Significantly, the public is beginning to see the commonalities between child sex abuse in the Catholic Church, child sex abuse in the Mormon Church, child sex abuse in the Boy Scouts– as well as in other "institutions of trust." These commonalities are, among others:

* Child sexual abuse always occurs in secrecy, and secrecy is its soil and fertilizer.

* The hierarchies of these organizations have made diligent efforst to keep their abuse problems quiet– thus the cover-ups, the secret files, the official denials. See the "secrecy" comment above.

* Once the secrets begin to come out– in litigation, usually, and then in the press, the organizations react with bluster, hardball tactics, and stonewalling legal strategies. Worse, they blame the victims or their families, or their lawyers, for the problem.

But what these institutions of trust fail to see from these commonalities is that, as time goes on, victims get stronger and more resolute, and abuse cases don’t get better for these organizations, they get worse. Thus, the tactics above do not solve the problem, they only protract it. They do not understand that the victims come forward and bring litigation for two reasons– each vital and unshakable: first, to secure justice for themselves and accountability for their abusers and the institutions that enabled the abuse; and, second, to prevent child abuse in the future. Both reasons are central to the healing, and both are independently sustaining and motivating for abuse survivors.

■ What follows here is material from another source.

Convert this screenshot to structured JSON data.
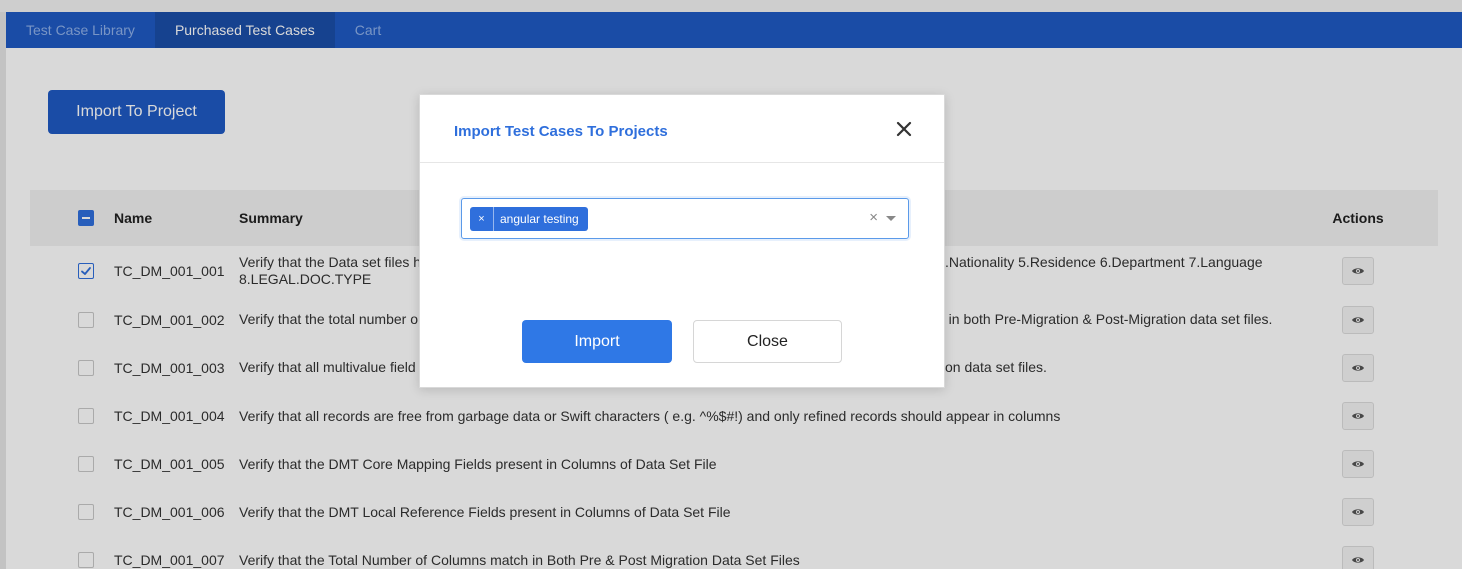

And, of course, the survivors are winning this great and long battle: the organizations slowly change their policies, are less likely to transfer abusers around, and start asking what else they can do to prevent abuse. Oh, they won’t admit that any of these things are because of claims or lawsuits, but let’s ask this: Is the Catholic Church, for example, safer for kids than it was 30 years ago? I think the almost universal answer would be "yes." But, then, let’s ask: what is the reason for that change? It’s not because the bishops suddenly got the Holy Spirit; it’s because the bishops got sued, over and over again, by thousands of men and women who decided to stand up and fight, for themselves and for future generations.

This movement by survivors is a great and noble child civil rights movement, and I remain incredibly honored to be able to be part of it.

Kelly Clark

About Kelly Clark

Most centrally, for nearly twenty years, Kelly Clark was a leading advocate for victims of ...